One such event is Trek Talks: Bridging Science and the Arts. This is a panel style discussion on Star Trek and education which includes a physician (Sonny Kohli) a Canadian astronaut (Jeremy Hansen) and Royal Ontario Museum Managing Director (Marianne Mader). The panel will discuss how science can inspire the arts and how the art in turn can inspire science. The panel will also discuss how film and television projects like Star Trek inspire careers in science, space, technology, math, arts, and engineering.
Since Star Trek embodies so much science, it was (as Mr. Spock would say) a logical conclusion to take the grade 10 science class to partake in this discussion. And so on star date 10.13.16, the grade 10 science class, along with their Captain and the Academy’s Technical Analyst officer, boldly navigated their way to the TIFF Lightbox Theatre at warp speed, and listened in awe to the stories and anecdotes of the presenters.

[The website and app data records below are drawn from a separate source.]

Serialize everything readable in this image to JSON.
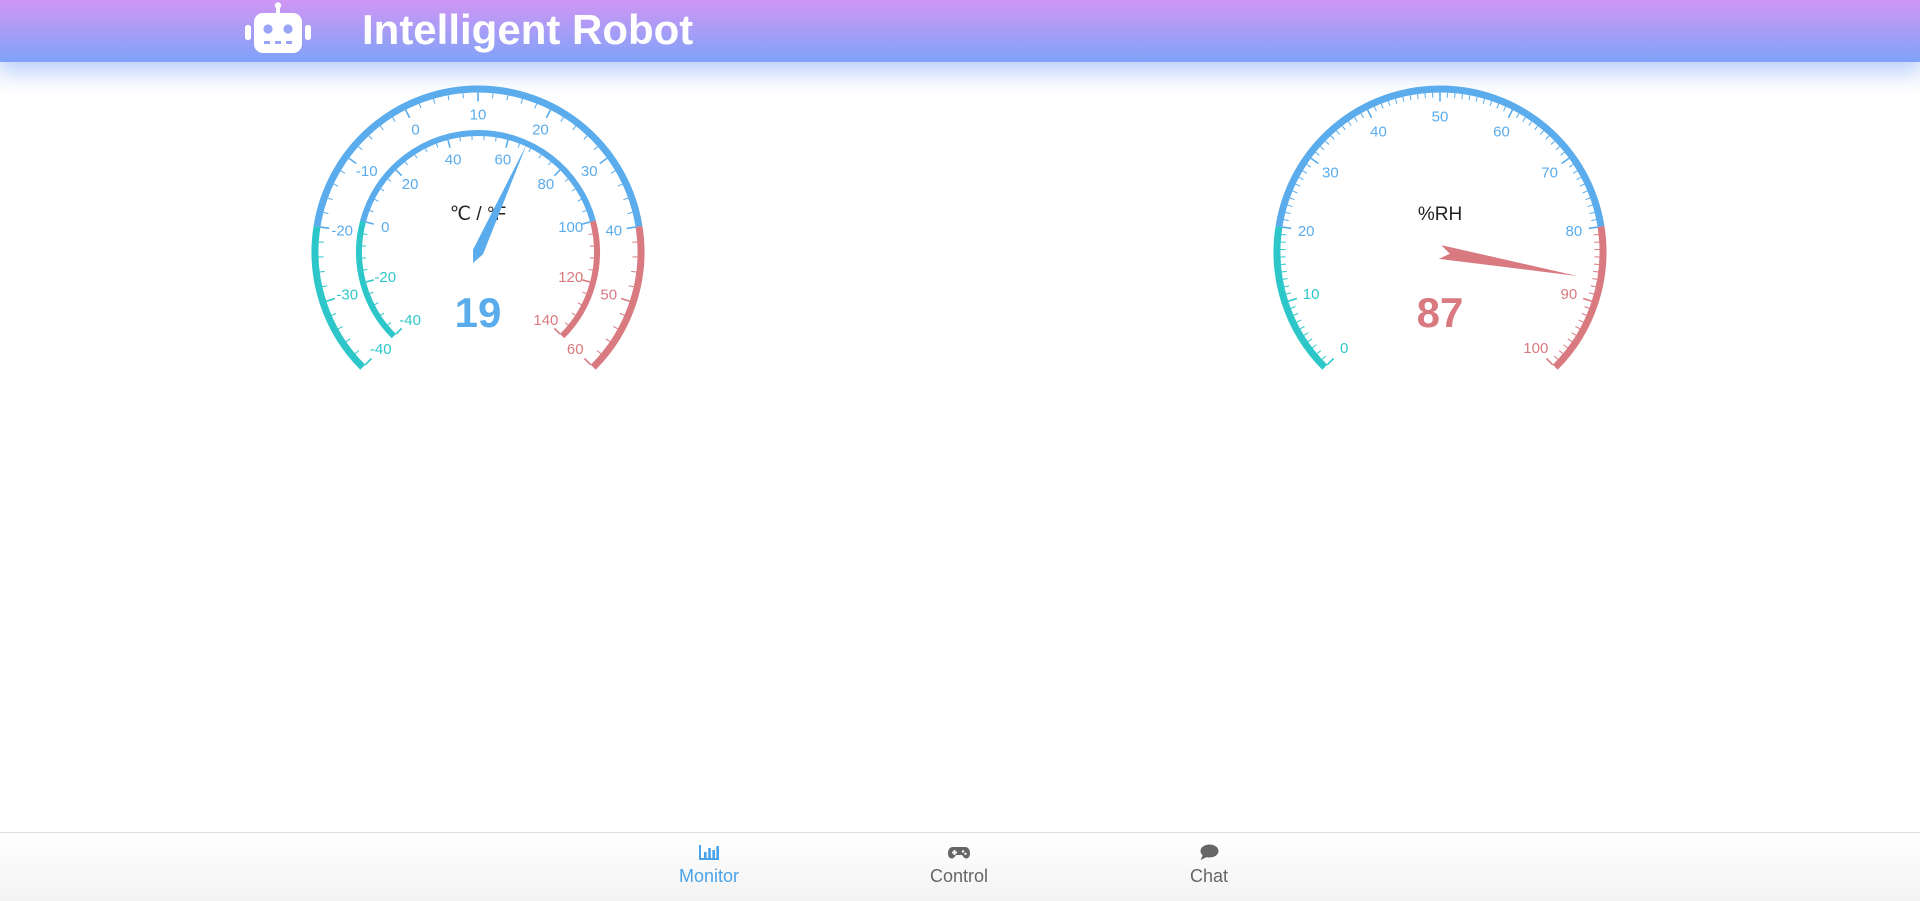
{
  "header": {
    "title": "Intelligent Robot",
    "logo_icon": "robot-icon",
    "gradient_top": "#d096f4",
    "gradient_bottom": "#7ea3f8"
  },
  "colors": {
    "normal": "#5aacec",
    "low": "#2ec7c9",
    "high": "#d87a80",
    "unit_text": "#222222"
  },
  "gauges": {
    "temperature": {
      "unit_label": "℃ / °F",
      "value": 19,
      "value_text": "19",
      "celsius": {
        "min": -40,
        "max": 60,
        "labels": [
          "-40",
          "-30",
          "-20",
          "-10",
          "0",
          "10",
          "20",
          "30",
          "40",
          "50",
          "60"
        ],
        "low_below": -20,
        "high_above": 40
      },
      "fahrenheit": {
        "min": -40,
        "max": 140,
        "labels": [
          "-40",
          "-20",
          "0",
          "20",
          "40",
          "60",
          "80",
          "100",
          "120",
          "140"
        ],
        "low_below": 0,
        "high_above": 100
      }
    },
    "humidity": {
      "unit_label": "%RH",
      "value": 87,
      "value_text": "87",
      "min": 0,
      "max": 100,
      "labels": [
        "0",
        "10",
        "20",
        "30",
        "40",
        "50",
        "60",
        "70",
        "80",
        "90",
        "100"
      ],
      "low_below": 20,
      "high_above": 80
    }
  },
  "nav": {
    "items": [
      {
        "label": "Monitor",
        "icon": "bar-chart-icon",
        "active": true
      },
      {
        "label": "Control",
        "icon": "gamepad-icon",
        "active": false
      },
      {
        "label": "Chat",
        "icon": "chat-bubble-icon",
        "active": false
      }
    ],
    "active_color": "#4aa3e8",
    "inactive_color": "#666666"
  }
}
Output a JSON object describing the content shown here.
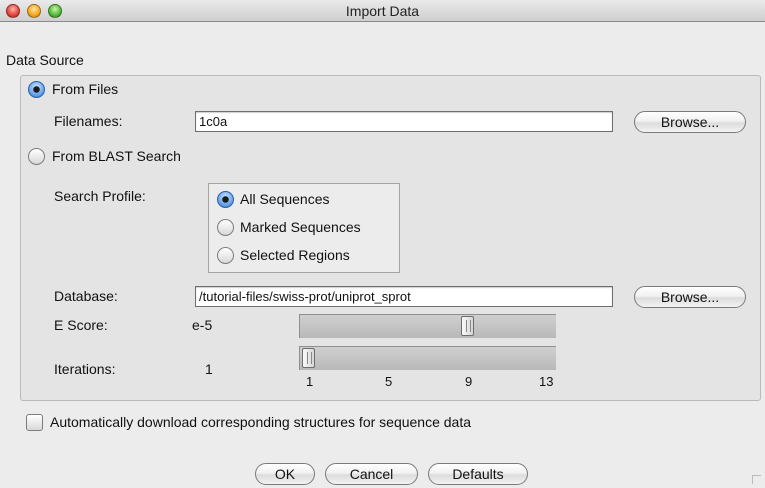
{
  "window": {
    "title": "Import Data"
  },
  "data_source": {
    "heading": "Data Source",
    "from_files": {
      "label": "From Files",
      "selected": true
    },
    "filenames_label": "Filenames:",
    "filenames_value": "1c0a",
    "browse_label": "Browse...",
    "from_blast": {
      "label": "From BLAST Search",
      "selected": false
    },
    "search_profile_label": "Search Profile:",
    "search_profile_options": [
      {
        "label": "All Sequences",
        "selected": true
      },
      {
        "label": "Marked Sequences",
        "selected": false
      },
      {
        "label": "Selected Regions",
        "selected": false
      }
    ],
    "database_label": "Database:",
    "database_value": "/tutorial-files/swiss-prot/uniprot_sprot",
    "database_browse_label": "Browse...",
    "escore_label": "E Score:",
    "escore_value": "e-5",
    "escore_slider_fraction": 0.66,
    "iterations_label": "Iterations:",
    "iterations_value": "1",
    "iterations_slider_fraction": 0.0,
    "iterations_ticks": [
      "1",
      "5",
      "9",
      "13"
    ]
  },
  "auto_download": {
    "label": "Automatically download corresponding structures for sequence data",
    "checked": false
  },
  "footer": {
    "ok_label": "OK",
    "cancel_label": "Cancel",
    "defaults_label": "Defaults"
  }
}
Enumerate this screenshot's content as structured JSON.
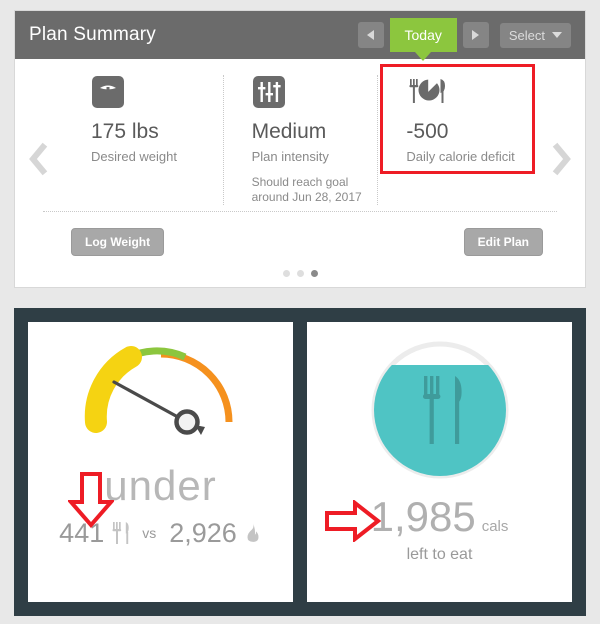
{
  "plan_card": {
    "header": {
      "title": "Plan Summary",
      "prev_icon": "triangle-left-icon",
      "next_icon": "triangle-right-icon",
      "today_label": "Today",
      "select_label": "Select",
      "caret_icon": "caret-down-icon",
      "bg_color": "#6b6b6b",
      "today_color": "#8cc63e"
    },
    "carousel": {
      "prev_icon": "chevron-left-icon",
      "next_icon": "chevron-right-icon",
      "dots": [
        {
          "active": false
        },
        {
          "active": false
        },
        {
          "active": true
        }
      ]
    },
    "stats": [
      {
        "icon": "weight-scale-icon",
        "value": "175 lbs",
        "label": "Desired weight",
        "sub": ""
      },
      {
        "icon": "sliders-icon",
        "value": "Medium",
        "label": "Plan intensity",
        "sub": "Should reach goal around Jun 28, 2017"
      },
      {
        "icon": "meal-pie-icon",
        "value": "-500",
        "label": "Daily calorie deficit",
        "sub": ""
      }
    ],
    "buttons": {
      "log_weight": "Log Weight",
      "edit_plan": "Edit Plan"
    }
  },
  "annotations": {
    "box_color": "#ee1c25",
    "box_target": "daily-calorie-deficit-stat",
    "arrow_down_target": "calories-eaten-value",
    "arrow_right_target": "calories-left-value"
  },
  "dashboard": {
    "frame_color": "#2f3e45",
    "gauge_tile": {
      "gauge": {
        "icon": "speedometer-gauge",
        "needle_angle_deg": 214,
        "segments": [
          {
            "name": "under",
            "color": "#f5d312",
            "active": true
          },
          {
            "name": "on-target",
            "color": "#8cc63e",
            "active": false
          },
          {
            "name": "over",
            "color": "#f5911e",
            "active": false
          }
        ]
      },
      "status_word": "under",
      "eaten_value": "441",
      "eaten_icon": "fork-knife-icon",
      "vs_label": "vs",
      "burned_value": "2,926",
      "burned_icon": "flame-icon"
    },
    "calories_tile": {
      "circle": {
        "icon": "fork-knife-circle-icon",
        "fill_color": "#4fc4c4",
        "track_color": "#ececec",
        "fill_percent": 82
      },
      "value": "1,985",
      "unit": "cals",
      "caption": "left to eat"
    }
  }
}
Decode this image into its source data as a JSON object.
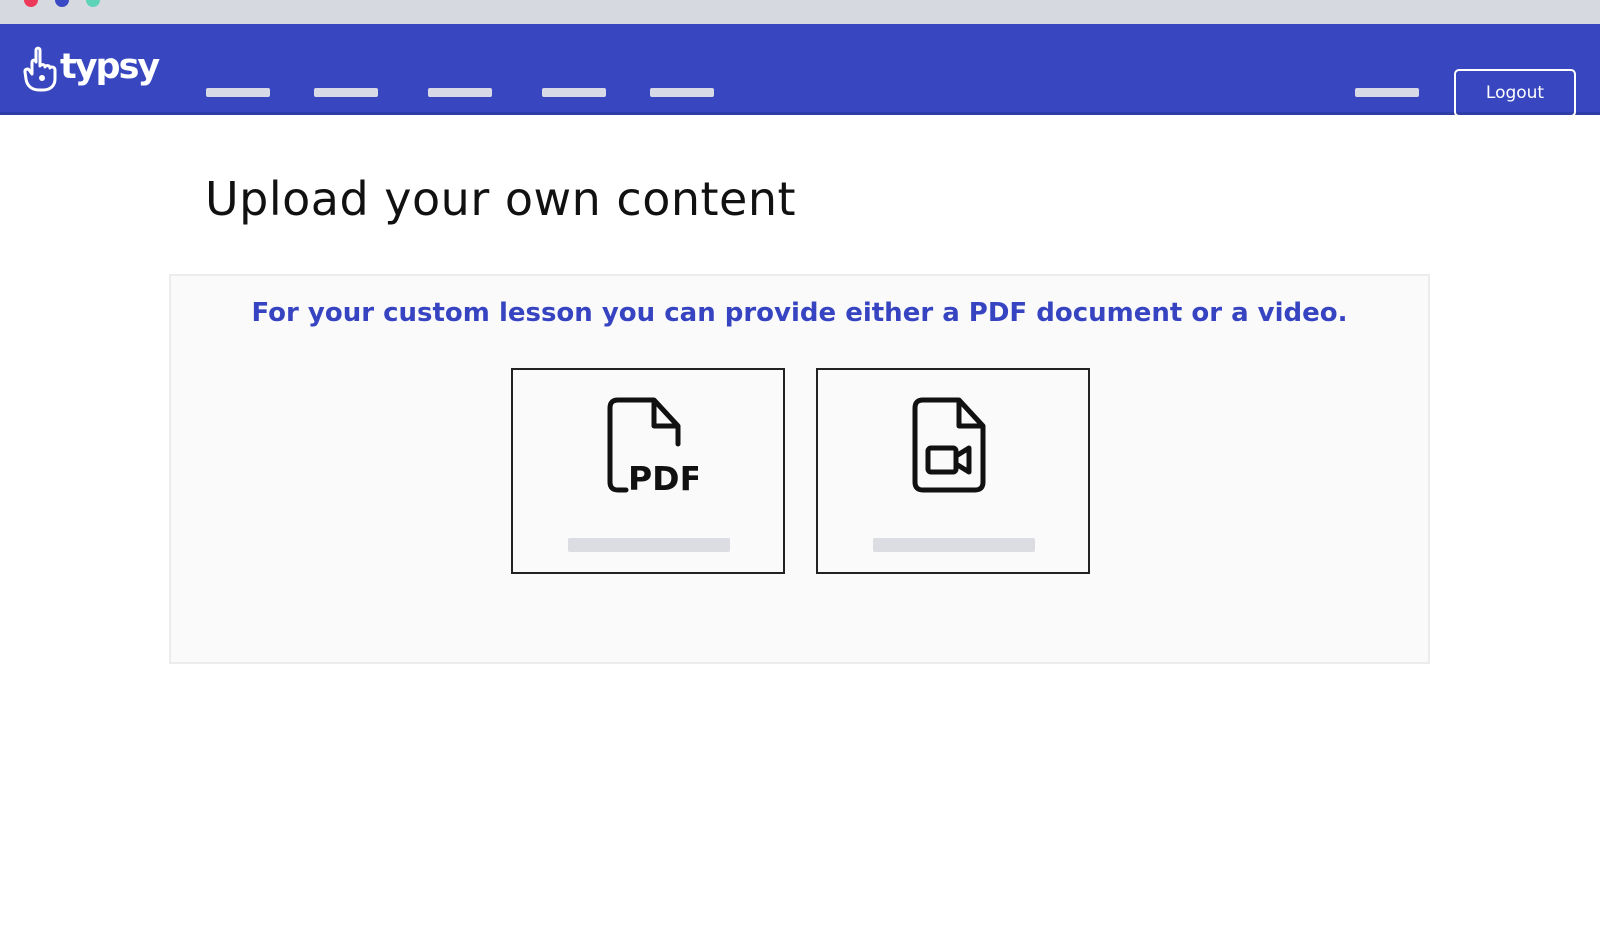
{
  "navbar": {
    "brand": "typsy",
    "logout_label": "Logout"
  },
  "page": {
    "title": "Upload your own content"
  },
  "panel": {
    "instruction": "For your custom lesson you can provide either a PDF document or a video.",
    "options": [
      {
        "icon": "file-pdf-icon",
        "icon_text": "PDF"
      },
      {
        "icon": "file-video-icon"
      }
    ]
  },
  "colors": {
    "navbar": "#3847bf",
    "accent_text": "#3744c2",
    "placeholder": "#dcdde2"
  }
}
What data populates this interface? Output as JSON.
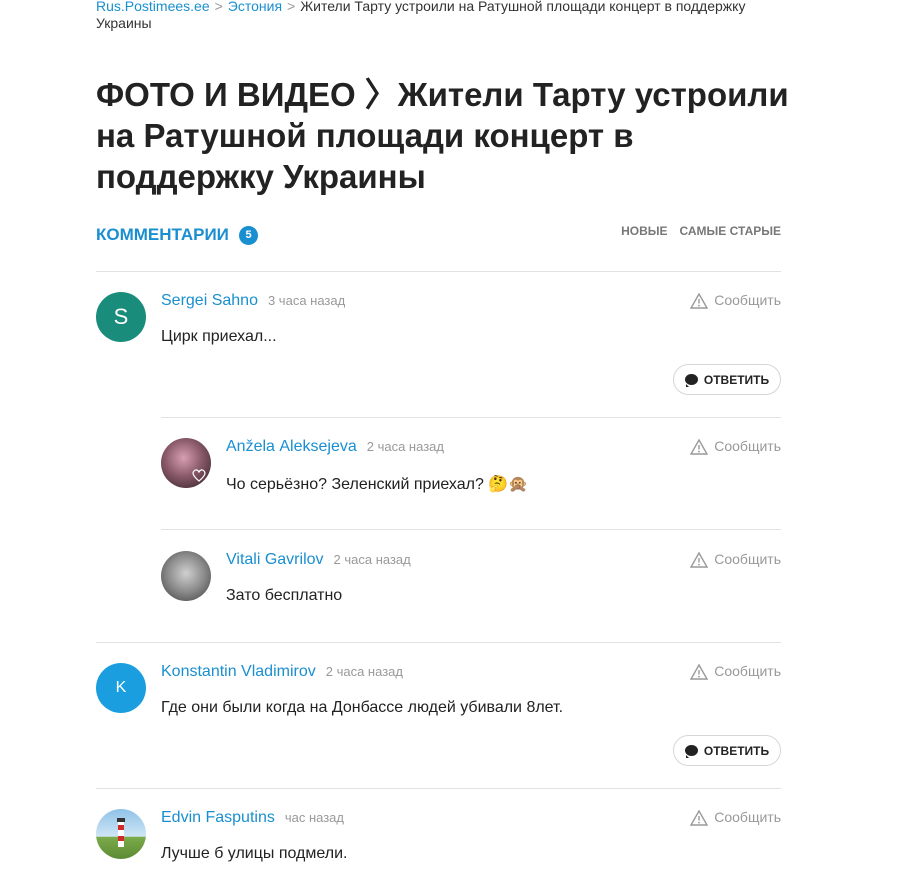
{
  "breadcrumb": {
    "site": "Rus.Postimees.ee",
    "section": "Эстония",
    "separator": ">",
    "current": "Жители Тарту устроили на Ратушной площади концерт в поддержку Украины"
  },
  "article": {
    "title": "ФОТО И ВИДЕО 〉Жители Тарту устроили на Ратушной площади концерт в поддержку Украины"
  },
  "comments_section": {
    "title": "КОММЕНТАРИИ",
    "count": "5",
    "sort_newest": "НОВЫЕ",
    "sort_oldest": "САМЫЕ СТАРЫЕ",
    "report_label": "Сообщить",
    "reply_label": "ОТВЕТИТЬ"
  },
  "comments": [
    {
      "author": "Sergei Sahno",
      "time": "3 часа назад",
      "text": "Цирк приехал...",
      "avatar_letter": "S",
      "avatar_color": "#1a8c7c"
    },
    {
      "author": "Anželа Aleksejeva",
      "time": "2 часа назад",
      "text": "Чо серьёзно? Зеленский приехал? 🤔🙊",
      "avatar_letter": "",
      "avatar_color": "#b09aa8"
    },
    {
      "author": "Vitali Gavrilov",
      "time": "2 часа назад",
      "text": "Зато бесплатно",
      "avatar_letter": "",
      "avatar_color": "#8a8a8a"
    },
    {
      "author": "Konstantin Vladimirov",
      "time": "2 часа назад",
      "text": "Где они были когда на Донбассе людей убивали 8лет.",
      "avatar_letter": "K",
      "avatar_color": "#1a9ee0"
    },
    {
      "author": "Edvin Fasputins",
      "time": "час назад",
      "text": "Лучше б улицы подмели.",
      "avatar_letter": "",
      "avatar_color": "#8fc2e8"
    }
  ],
  "colors": {
    "accent": "#1a8fd0",
    "divider": "#e2e2e2"
  }
}
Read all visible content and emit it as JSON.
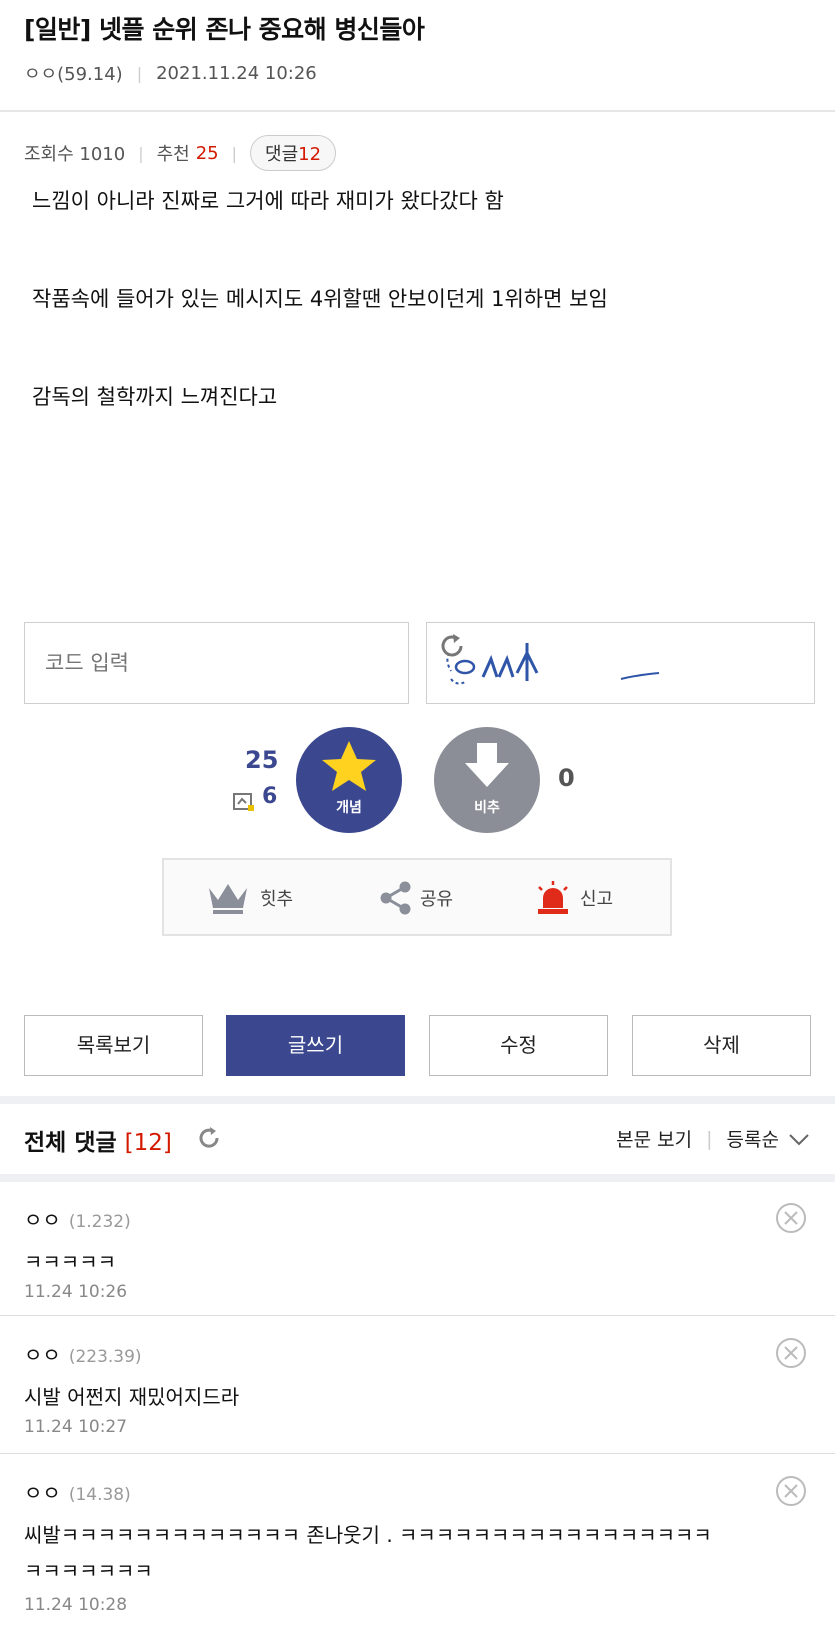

After being introduced to the panel, the audience was shown a video montage of a variety of scenes from the various Star Trek television shows that visually demonstrated the science and art themes of the event. The panel discussed and explored a variety of questions and topics audience which included:
- How Star Trek influenced their career path
- What aspects of Star Trek have allowed its legacy to last for 50 years?
- The importance of scientific accuracy in television shows
- The ethics of scientific progress
- The advantages of a scientifically literate society
- Star Trek’s influence on the development of technology
- The importance of risk taking in scientific exploration
After listening to the panel members’ personal and enthusiastic answers, the audience were granted an opportunity to ask questions to the panel. Three of our student’s posed their questions to the panel and listened with curiosity to the answers. After the event concluded, we had the honour of taking a group photograph with one of the panel members, Canadian astronaut Jeremy Hansen.
Check out more photos from this event on our Facebook page!
To watch the entire panel discussion see below! (To skip to our student questions, forward to time index 1 hour, 31 minutes)
Our fashion class recently visited the legendary Kingi Carpenter, owner of Peach Berserk, at her west-end home and studio for a silk screening extravaganza. We made our own screens, learned about the application of light-sensitive coatings, created individual art work and made our own t-shirts, sweaters and bandanas with our designs. It was a full day of hard work, but the final products were amazing and we proudly wear them to school and beyond. Thanks, Kingi, for your awesome hospitality and the chance to try out this unique type of hands-on fashion!
Check out the rest of the pictures on our Facebook page
Winter may be over but the YMCA Academy’s Fashion Class is in full swing with knitting and crocheting! Using a variety of tools for all of our different needs, we have created some fun fashion accessories including scarves, hats, hairbands and ties with gorgeous multi-coloured wool. A big thanks to Peg for coming in and helping us along the way. We suggest you take up knitting, crocheting or both because they are great for relaxation and also they sure add to your style!
Check out the rest the rest of the pictures on our Facebook page!